Daily Nation (Kenya) par AgBioView
By Isaiah Esipisu
Juin 3 2009
Kenya is set to join several countries like India, Afrique du Sud, Burkina Faso and China in growing and commercialising genetically modified cotton following the recent enactment of biosafety legislation. Contained field trials of the Bt cotton have been going on under the Kenya Agricultural Research Institute (KARI) depuis 2004 and are now nearing completion.
Bt means Bacillus Thuringiensis, a scientific name for a naturally occurring soil bacterium that produces a protein used in crop protection through biotechnology. "It became necessary to introduce Bt cotton to revive production in Kenya, which had declined from an all time high of 70,000 bales in 1985 to just about 20,000 bales currently," says Dr Charles Waturu, Kari Thika Center director, and Bt cotton lead researcher.
The significant production decline has been attributed to various factors, including poor quality seeds, delayed payments to farmers and high cost of production due to pest problems. Many Kenyan farmers abandoned cotton growing mainly due to uncontrollable invasion of pests.
Introduction of the insect resistant cotton variety is therefore part of the government strategy to revive the sector as it would reduce the cost of production. Actuellement, Waturu says, plus de 30 per cent of the total cotton production costs goes to pest control, especially bollworm.

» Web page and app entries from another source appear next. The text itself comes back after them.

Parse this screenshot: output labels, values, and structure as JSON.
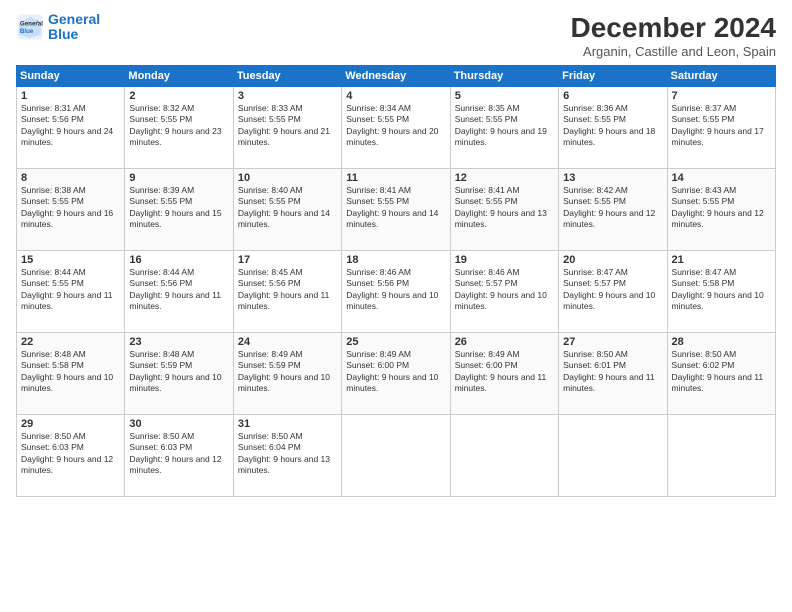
{
  "header": {
    "logo_line1": "General",
    "logo_line2": "Blue",
    "month": "December 2024",
    "location": "Arganin, Castille and Leon, Spain"
  },
  "weekdays": [
    "Sunday",
    "Monday",
    "Tuesday",
    "Wednesday",
    "Thursday",
    "Friday",
    "Saturday"
  ],
  "weeks": [
    [
      {
        "day": 1,
        "sunrise": "8:31 AM",
        "sunset": "5:56 PM",
        "daylight": "9 hours and 24 minutes."
      },
      {
        "day": 2,
        "sunrise": "8:32 AM",
        "sunset": "5:55 PM",
        "daylight": "9 hours and 23 minutes."
      },
      {
        "day": 3,
        "sunrise": "8:33 AM",
        "sunset": "5:55 PM",
        "daylight": "9 hours and 21 minutes."
      },
      {
        "day": 4,
        "sunrise": "8:34 AM",
        "sunset": "5:55 PM",
        "daylight": "9 hours and 20 minutes."
      },
      {
        "day": 5,
        "sunrise": "8:35 AM",
        "sunset": "5:55 PM",
        "daylight": "9 hours and 19 minutes."
      },
      {
        "day": 6,
        "sunrise": "8:36 AM",
        "sunset": "5:55 PM",
        "daylight": "9 hours and 18 minutes."
      },
      {
        "day": 7,
        "sunrise": "8:37 AM",
        "sunset": "5:55 PM",
        "daylight": "9 hours and 17 minutes."
      }
    ],
    [
      {
        "day": 8,
        "sunrise": "8:38 AM",
        "sunset": "5:55 PM",
        "daylight": "9 hours and 16 minutes."
      },
      {
        "day": 9,
        "sunrise": "8:39 AM",
        "sunset": "5:55 PM",
        "daylight": "9 hours and 15 minutes."
      },
      {
        "day": 10,
        "sunrise": "8:40 AM",
        "sunset": "5:55 PM",
        "daylight": "9 hours and 14 minutes."
      },
      {
        "day": 11,
        "sunrise": "8:41 AM",
        "sunset": "5:55 PM",
        "daylight": "9 hours and 14 minutes."
      },
      {
        "day": 12,
        "sunrise": "8:41 AM",
        "sunset": "5:55 PM",
        "daylight": "9 hours and 13 minutes."
      },
      {
        "day": 13,
        "sunrise": "8:42 AM",
        "sunset": "5:55 PM",
        "daylight": "9 hours and 12 minutes."
      },
      {
        "day": 14,
        "sunrise": "8:43 AM",
        "sunset": "5:55 PM",
        "daylight": "9 hours and 12 minutes."
      }
    ],
    [
      {
        "day": 15,
        "sunrise": "8:44 AM",
        "sunset": "5:55 PM",
        "daylight": "9 hours and 11 minutes."
      },
      {
        "day": 16,
        "sunrise": "8:44 AM",
        "sunset": "5:56 PM",
        "daylight": "9 hours and 11 minutes."
      },
      {
        "day": 17,
        "sunrise": "8:45 AM",
        "sunset": "5:56 PM",
        "daylight": "9 hours and 11 minutes."
      },
      {
        "day": 18,
        "sunrise": "8:46 AM",
        "sunset": "5:56 PM",
        "daylight": "9 hours and 10 minutes."
      },
      {
        "day": 19,
        "sunrise": "8:46 AM",
        "sunset": "5:57 PM",
        "daylight": "9 hours and 10 minutes."
      },
      {
        "day": 20,
        "sunrise": "8:47 AM",
        "sunset": "5:57 PM",
        "daylight": "9 hours and 10 minutes."
      },
      {
        "day": 21,
        "sunrise": "8:47 AM",
        "sunset": "5:58 PM",
        "daylight": "9 hours and 10 minutes."
      }
    ],
    [
      {
        "day": 22,
        "sunrise": "8:48 AM",
        "sunset": "5:58 PM",
        "daylight": "9 hours and 10 minutes."
      },
      {
        "day": 23,
        "sunrise": "8:48 AM",
        "sunset": "5:59 PM",
        "daylight": "9 hours and 10 minutes."
      },
      {
        "day": 24,
        "sunrise": "8:49 AM",
        "sunset": "5:59 PM",
        "daylight": "9 hours and 10 minutes."
      },
      {
        "day": 25,
        "sunrise": "8:49 AM",
        "sunset": "6:00 PM",
        "daylight": "9 hours and 10 minutes."
      },
      {
        "day": 26,
        "sunrise": "8:49 AM",
        "sunset": "6:00 PM",
        "daylight": "9 hours and 11 minutes."
      },
      {
        "day": 27,
        "sunrise": "8:50 AM",
        "sunset": "6:01 PM",
        "daylight": "9 hours and 11 minutes."
      },
      {
        "day": 28,
        "sunrise": "8:50 AM",
        "sunset": "6:02 PM",
        "daylight": "9 hours and 11 minutes."
      }
    ],
    [
      {
        "day": 29,
        "sunrise": "8:50 AM",
        "sunset": "6:03 PM",
        "daylight": "9 hours and 12 minutes."
      },
      {
        "day": 30,
        "sunrise": "8:50 AM",
        "sunset": "6:03 PM",
        "daylight": "9 hours and 12 minutes."
      },
      {
        "day": 31,
        "sunrise": "8:50 AM",
        "sunset": "6:04 PM",
        "daylight": "9 hours and 13 minutes."
      },
      null,
      null,
      null,
      null
    ]
  ]
}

This figure is likely to fall significantly with the introduction of Bt cotton. He says other advantages of growing Bt cotton include higher yields leading to better incomes for farmers, less labour input requirements, low exposure to dangerous chemicals thus better health for farmers and the environment.
Cependant, commercialisation of Bt cotton in Kenya is facing stiff opposition from people opposed to modern biotechnology in general. They claim that planting of the insect resistant cotton by Indian farmers had led many of them to commit suicide. But a scientific study conducted by the International Food Policy Research Institute (IFPRI) titled: Bt cotton and farmer suicides in india: reviewing the evidence, found no evidence linking Bt cotton farming to suicide.
On the contrary, the research revealed that adoption of Bt cotton variety had tremendously improved cotton production from 263 kg per hectares to 582 kg per hectares in India. After thorough analysis of available evidence the IFPRI researchers: Guillaume Gruere, Purvi Mehta-Bhatt, and Debdatta Segunpta concluded that "Bt cotton is neither a necessary nor a sufficient condition for occurrence of farmer suicides."
One of the authors of the peer-reviewed report Mehta-Bhatt, who is currently with the International Livestock Research Institute in Nairobi, says Bt cotton has played a key role in improving India’s overall cotton production. India is currently the world’s leading producer of Bt cotton.
Plus de 60 million people depend on the industry. An dernier, five million Indian smallholder farmers planted 7.6 million hectares of Bt cotton, according to the Global Status of Commercialised Biotech/GM crops: 2008 rapport.
Mehta-Bhatt, who is from India and has worked closely with small-scale farmers there, says Indian farmers who are growing certified transgenic cotton are much better off than those who grow conventional varieties.